Records shown START

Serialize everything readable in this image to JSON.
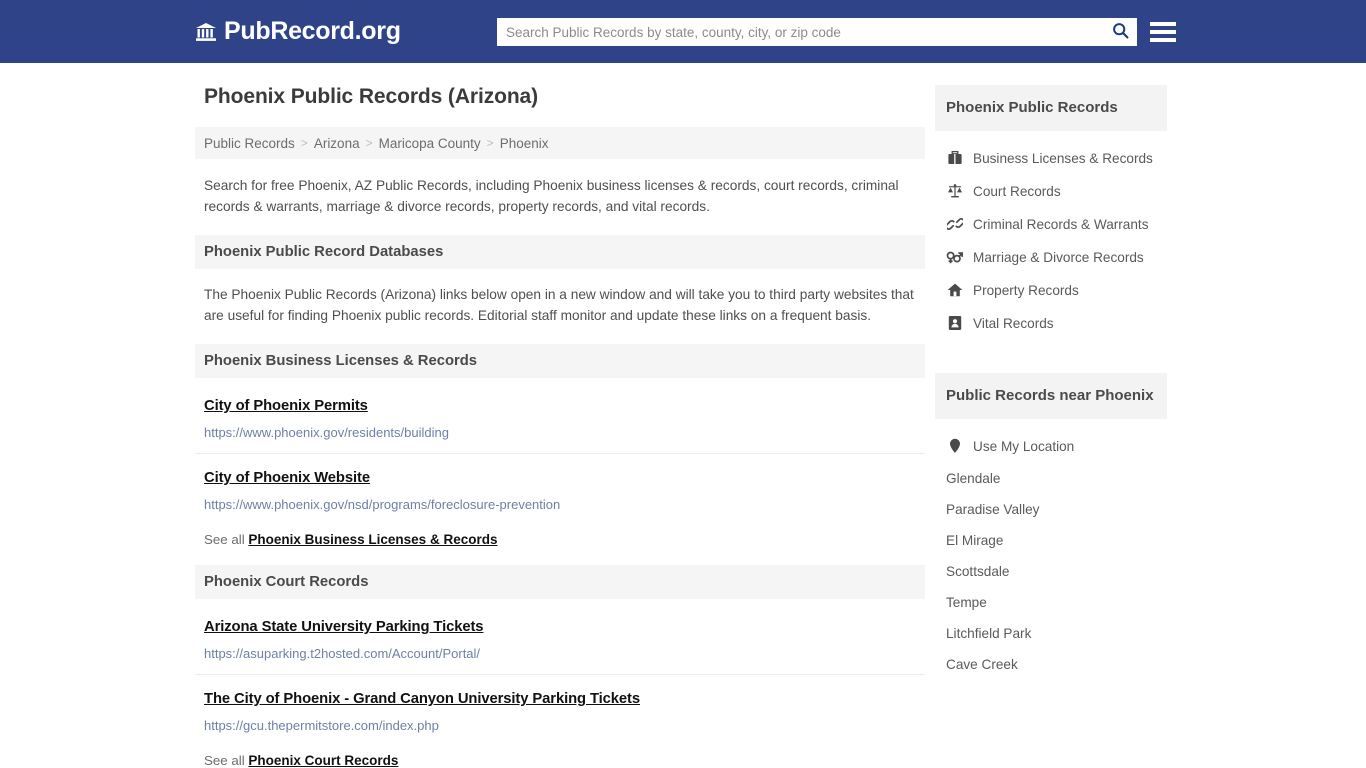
{
  "header": {
    "brand_text": "PubRecord.org",
    "brand_icon": "bank-building-icon",
    "search_placeholder": "Search Public Records by state, county, city, or zip code",
    "search_value": "",
    "search_icon": "search-icon",
    "menu_icon": "hamburger-menu-icon",
    "background_color": "#2e4388"
  },
  "main": {
    "title": "Phoenix Public Records (Arizona)",
    "breadcrumb": [
      "Public Records",
      "Arizona",
      "Maricopa County",
      "Phoenix"
    ],
    "breadcrumb_separator": ">",
    "intro": "Search for free Phoenix, AZ Public Records, including Phoenix business licenses & records, court records, criminal records & warrants, marriage & divorce records, property records, and vital records.",
    "databases_heading": "Phoenix Public Record Databases",
    "databases_body": "The Phoenix Public Records (Arizona) links below open in a new window and will take you to third party websites that are useful for finding Phoenix public records. Editorial staff monitor and update these links on a frequent basis.",
    "sections": [
      {
        "heading": "Phoenix Business Licenses & Records",
        "links": [
          {
            "title": "City of Phoenix Permits",
            "url": "https://www.phoenix.gov/residents/building"
          },
          {
            "title": "City of Phoenix Website",
            "url": "https://www.phoenix.gov/nsd/programs/foreclosure-prevention"
          }
        ],
        "see_all_prefix": "See all",
        "see_all_label": "Phoenix Business Licenses & Records"
      },
      {
        "heading": "Phoenix Court Records",
        "links": [
          {
            "title": "Arizona State University Parking Tickets",
            "url": "https://asuparking.t2hosted.com/Account/Portal/"
          },
          {
            "title": "The City of Phoenix - Grand Canyon University Parking Tickets",
            "url": "https://gcu.thepermitstore.com/index.php"
          }
        ],
        "see_all_prefix": "See all",
        "see_all_label": "Phoenix Court Records"
      }
    ]
  },
  "sidebar": {
    "records_heading": "Phoenix Public Records",
    "records_items": [
      {
        "label": "Business Licenses & Records",
        "icon": "briefcase-icon"
      },
      {
        "label": "Court Records",
        "icon": "balance-scale-icon"
      },
      {
        "label": "Criminal Records & Warrants",
        "icon": "chain-link-icon"
      },
      {
        "label": "Marriage & Divorce Records",
        "icon": "venus-mars-icon"
      },
      {
        "label": "Property Records",
        "icon": "home-icon"
      },
      {
        "label": "Vital Records",
        "icon": "id-card-icon"
      }
    ],
    "near_heading": "Public Records near Phoenix",
    "use_my_location": "Use My Location",
    "location_icon": "map-pin-icon",
    "nearby_cities": [
      "Glendale",
      "Paradise Valley",
      "El Mirage",
      "Scottsdale",
      "Tempe",
      "Litchfield Park",
      "Cave Creek"
    ]
  }
}
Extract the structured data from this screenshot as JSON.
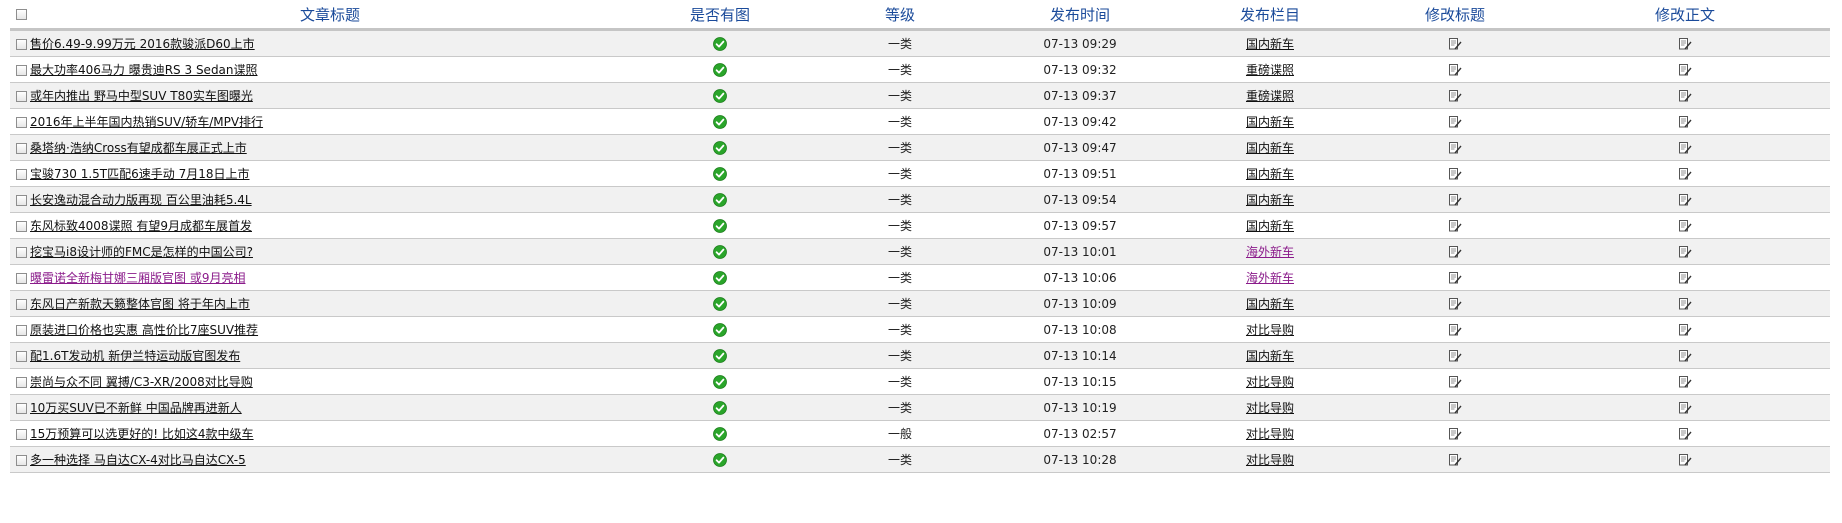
{
  "header": {
    "title": "文章标题",
    "has_image": "是否有图",
    "level": "等级",
    "publish_time": "发布时间",
    "column": "发布栏目",
    "edit_title": "修改标题",
    "edit_body": "修改正文"
  },
  "colors": {
    "header_text": "#1a4a9a",
    "visited_link": "#8a1a8a",
    "check_green": "#2aa52a"
  },
  "rows": [
    {
      "title": "售价6.49-9.99万元 2016款骏派D60上市",
      "has_image": "check-icon",
      "level": "一类",
      "time": "07-13 09:29",
      "column": "国内新车",
      "title_visited": false,
      "column_visited": false
    },
    {
      "title": "最大功率406马力 曝贵迪RS 3 Sedan谍照",
      "has_image": "check-icon",
      "level": "一类",
      "time": "07-13 09:32",
      "column": "重磅谍照",
      "title_visited": false,
      "column_visited": false
    },
    {
      "title": "或年内推出 野马中型SUV T80实车图曝光",
      "has_image": "check-icon",
      "level": "一类",
      "time": "07-13 09:37",
      "column": "重磅谍照",
      "title_visited": false,
      "column_visited": false
    },
    {
      "title": "2016年上半年国内热销SUV/轿车/MPV排行",
      "has_image": "check-icon",
      "level": "一类",
      "time": "07-13 09:42",
      "column": "国内新车",
      "title_visited": false,
      "column_visited": false
    },
    {
      "title": "桑塔纳·浩纳Cross有望成都车展正式上市",
      "has_image": "check-icon",
      "level": "一类",
      "time": "07-13 09:47",
      "column": "国内新车",
      "title_visited": false,
      "column_visited": false
    },
    {
      "title": "宝骏730 1.5T匹配6速手动 7月18日上市",
      "has_image": "check-icon",
      "level": "一类",
      "time": "07-13 09:51",
      "column": "国内新车",
      "title_visited": false,
      "column_visited": false
    },
    {
      "title": "长安逸动混合动力版再现 百公里油耗5.4L",
      "has_image": "check-icon",
      "level": "一类",
      "time": "07-13 09:54",
      "column": "国内新车",
      "title_visited": false,
      "column_visited": false
    },
    {
      "title": "东风标致4008谍照 有望9月成都车展首发",
      "has_image": "check-icon",
      "level": "一类",
      "time": "07-13 09:57",
      "column": "国内新车",
      "title_visited": false,
      "column_visited": false
    },
    {
      "title": "挖宝马i8设计师的FMC是怎样的中国公司?",
      "has_image": "check-icon",
      "level": "一类",
      "time": "07-13 10:01",
      "column": "海外新车",
      "title_visited": false,
      "column_visited": true
    },
    {
      "title": "曝雷诺全新梅甘娜三厢版官图 或9月亮相",
      "has_image": "check-icon",
      "level": "一类",
      "time": "07-13 10:06",
      "column": "海外新车",
      "title_visited": true,
      "column_visited": true
    },
    {
      "title": "东风日产新款天籁整体官图 将于年内上市",
      "has_image": "check-icon",
      "level": "一类",
      "time": "07-13 10:09",
      "column": "国内新车",
      "title_visited": false,
      "column_visited": false
    },
    {
      "title": "原装进口价格也实惠 高性价比7座SUV推荐",
      "has_image": "check-icon",
      "level": "一类",
      "time": "07-13 10:08",
      "column": "对比导购",
      "title_visited": false,
      "column_visited": false
    },
    {
      "title": "配1.6T发动机 新伊兰特运动版官图发布",
      "has_image": "check-icon",
      "level": "一类",
      "time": "07-13 10:14",
      "column": "国内新车",
      "title_visited": false,
      "column_visited": false
    },
    {
      "title": "崇尚与众不同 翼搏/C3-XR/2008对比导购",
      "has_image": "check-icon",
      "level": "一类",
      "time": "07-13 10:15",
      "column": "对比导购",
      "title_visited": false,
      "column_visited": false
    },
    {
      "title": "10万买SUV已不新鲜 中国品牌再进新人",
      "has_image": "check-icon",
      "level": "一类",
      "time": "07-13 10:19",
      "column": "对比导购",
      "title_visited": false,
      "column_visited": false
    },
    {
      "title": "15万预算可以选更好的! 比如这4款中级车",
      "has_image": "check-icon",
      "level": "一般",
      "time": "07-13 02:57",
      "column": "对比导购",
      "title_visited": false,
      "column_visited": false
    },
    {
      "title": "多一种选择 马自达CX-4对比马自达CX-5",
      "has_image": "check-icon",
      "level": "一类",
      "time": "07-13 10:28",
      "column": "对比导购",
      "title_visited": false,
      "column_visited": false
    }
  ]
}
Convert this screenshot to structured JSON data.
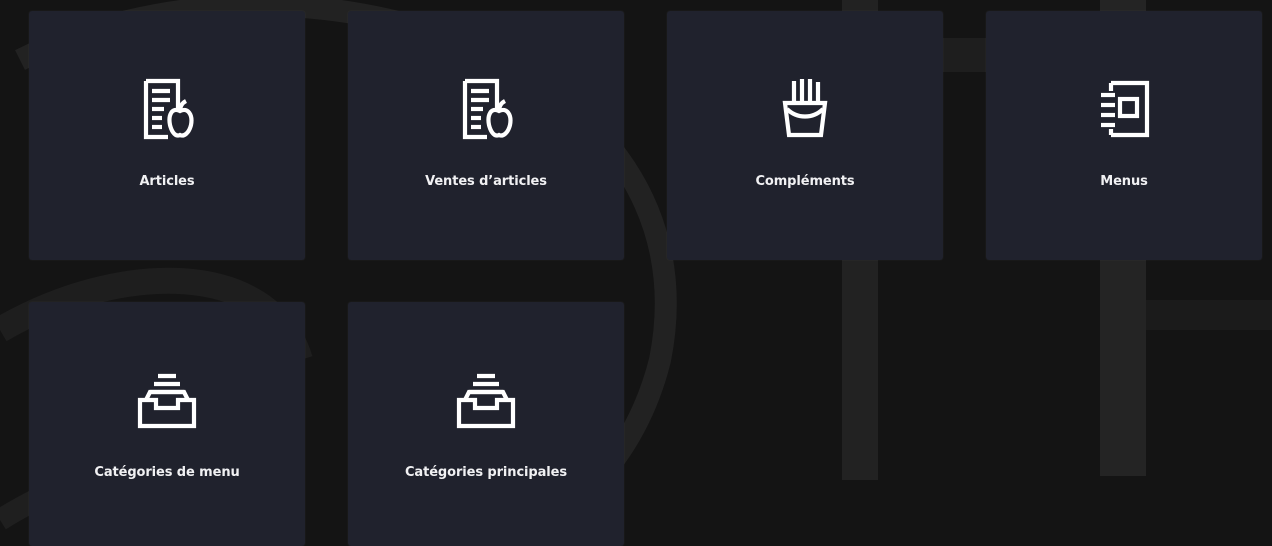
{
  "background": {
    "color": "#141414",
    "accent_color": "#2b2b2b"
  },
  "tiles": [
    {
      "label": "Articles",
      "icon": "article-apple-icon"
    },
    {
      "label": "Ventes d’articles",
      "icon": "article-apple-icon"
    },
    {
      "label": "Compléments",
      "icon": "fries-icon"
    },
    {
      "label": "Menus",
      "icon": "menu-book-icon"
    },
    {
      "label": "Catégories de menu",
      "icon": "inbox-tray-icon"
    },
    {
      "label": "Catégories principales",
      "icon": "inbox-tray-icon"
    }
  ],
  "colors": {
    "tile_bg": "#20222d",
    "tile_text": "#f1f1f3",
    "icon": "#ffffff"
  }
}
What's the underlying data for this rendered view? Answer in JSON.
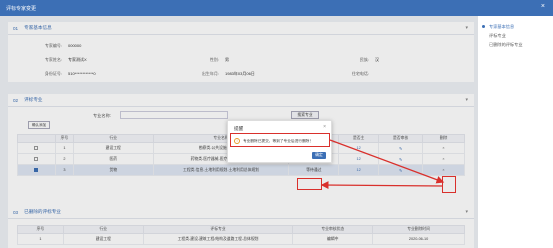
{
  "window": {
    "title": "评标专家变更",
    "close": "×"
  },
  "nav": {
    "items": [
      {
        "label": "专家基本信息"
      },
      {
        "label": "评标专业"
      },
      {
        "label": "已删除的评标专业"
      }
    ]
  },
  "basic": {
    "section_num": "01",
    "section_title": "专家基本信息",
    "fields": {
      "id_label": "专家编号:",
      "id_value": "000000",
      "name_label": "专家姓名:",
      "name_value": "专家测试X",
      "sex_label": "性别:",
      "sex_value": "男",
      "nation_label": "民族:",
      "nation_value": "汉",
      "idcard_label": "身份证号:",
      "idcard_value": "510************0",
      "birth_label": "出生年月:",
      "birth_value": "1983年03月06日",
      "home_label": "住宅电话:",
      "home_value": ""
    }
  },
  "major": {
    "section_num": "02",
    "section_title": "评标专业",
    "search_label": "专业名称:",
    "search_placeholder": "",
    "search_button": "搜索专业",
    "confirm_button": "确认添加",
    "columns": [
      "",
      "序号",
      "行业",
      "专业名称",
      "专业等级",
      "是否主",
      "是否审核",
      "删除"
    ],
    "rows": [
      {
        "checked": false,
        "no": "1",
        "industry": "建设工程",
        "major": "勘察类-公共设施-去掉勘察",
        "level": "",
        "main": "",
        "status": "",
        "delete": "×"
      },
      {
        "checked": false,
        "no": "2",
        "industry": "医药",
        "major": "药物类-医疗器械-医疗器械-手术器械",
        "level": "高级专家",
        "main": "",
        "status": "",
        "delete": "×"
      },
      {
        "checked": true,
        "no": "3",
        "industry": "货物",
        "major": "工程类-信息-土地利用规划-土地利用总体规划",
        "level": "等待通过",
        "main": "",
        "status": "",
        "delete": "×"
      }
    ]
  },
  "deleted": {
    "section_num": "03",
    "section_title": "已删除的评标专业",
    "columns": [
      "序号",
      "行业",
      "评标专业",
      "专业审核状态",
      "专业删除时间"
    ],
    "rows": [
      {
        "no": "1",
        "industry": "建设工程",
        "major": "工程类-建设-建筑工程/结构及道路工程-总体规划",
        "status": "编辑中",
        "time": "2020-06-10"
      }
    ]
  },
  "dialog": {
    "title": "提醒",
    "close": "×",
    "message": "专业删除已提交，等到了专业后进行删除！",
    "ok_label": "确定"
  }
}
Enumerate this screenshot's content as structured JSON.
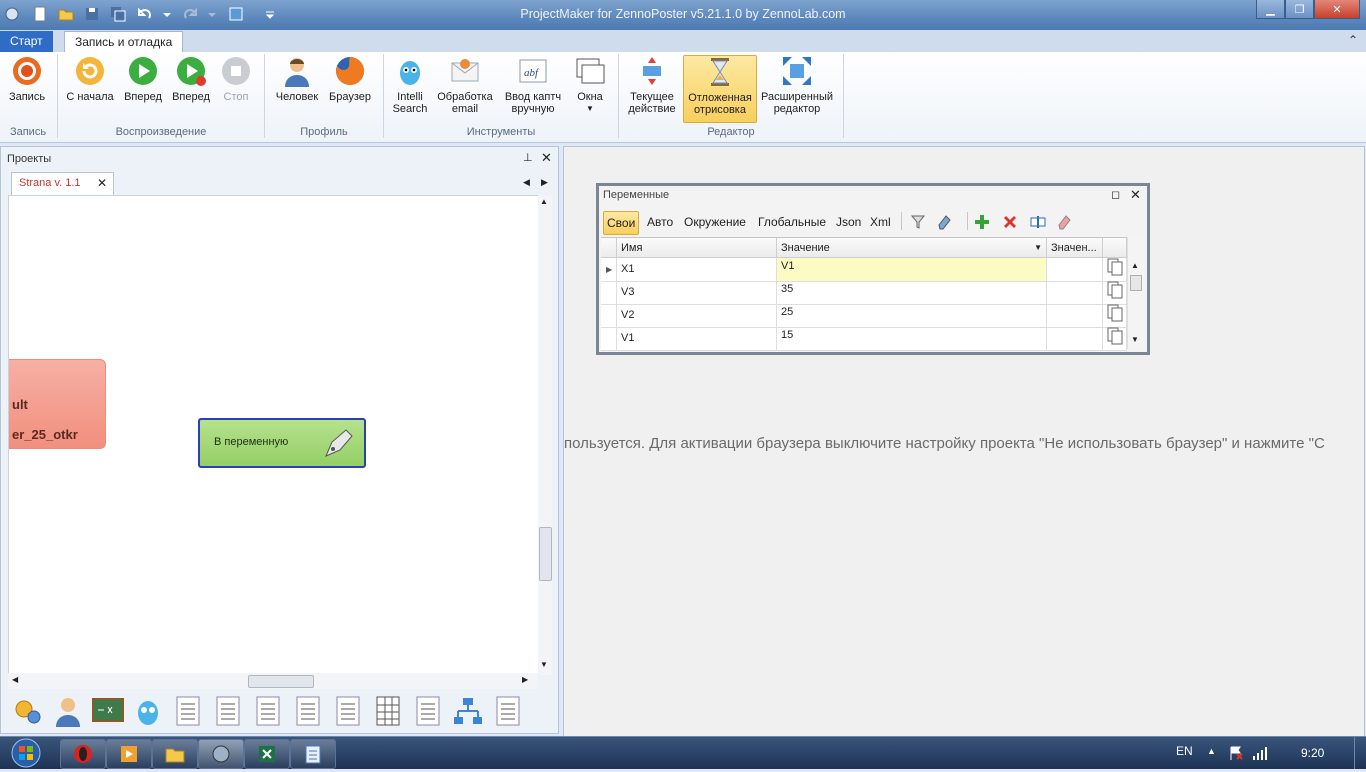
{
  "window": {
    "title": "ProjectMaker for ZennoPoster v5.21.1.0 by ZennoLab.com"
  },
  "ribbon_tabs": {
    "start": "Старт",
    "active": "Запись и отладка"
  },
  "ribbon": {
    "buttons": {
      "record": "Запись",
      "from_start": "С начала",
      "forward": "Вперед",
      "forward2": "Вперед",
      "stop": "Стоп",
      "human": "Человек",
      "browser": "Браузер",
      "intelli_1": "Intelli",
      "intelli_2": "Search",
      "email_1": "Обработка",
      "email_2": "email",
      "captcha_1": "Ввод каптч",
      "captcha_2": "вручную",
      "windows": "Окна",
      "current_1": "Текущее",
      "current_2": "действие",
      "deferred_1": "Отложенная",
      "deferred_2": "отрисовка",
      "advanced_1": "Расширенный",
      "advanced_2": "редактор"
    },
    "groups": {
      "record": "Запись",
      "playback": "Воспроизведение",
      "profile": "Профиль",
      "tools": "Инструменты",
      "editor": "Редактор"
    }
  },
  "projects_panel": {
    "title": "Проекты",
    "tab_label": "Strana v. 1.1",
    "node_partial_line1": "ult",
    "node_partial_line2": "er_25_otkr",
    "node_action_label": "В переменную"
  },
  "browser_area": {
    "message": "пользуется. Для активации браузера выключите настройку проекта \"Не использовать браузер\" и нажмите \"С"
  },
  "variables_window": {
    "title": "Переменные",
    "tabs": [
      "Свои",
      "Авто",
      "Окружение",
      "Глобальные",
      "Json",
      "Xml"
    ],
    "columns": {
      "name": "Имя",
      "value": "Значение",
      "value2": "Значен..."
    },
    "rows": [
      {
        "name": "X1",
        "value": "V1"
      },
      {
        "name": "V3",
        "value": "35"
      },
      {
        "name": "V2",
        "value": "25"
      },
      {
        "name": "V1",
        "value": "15"
      }
    ]
  },
  "taskbar": {
    "lang": "EN",
    "time": "9:20"
  }
}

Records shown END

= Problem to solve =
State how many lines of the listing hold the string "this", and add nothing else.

= Output =
5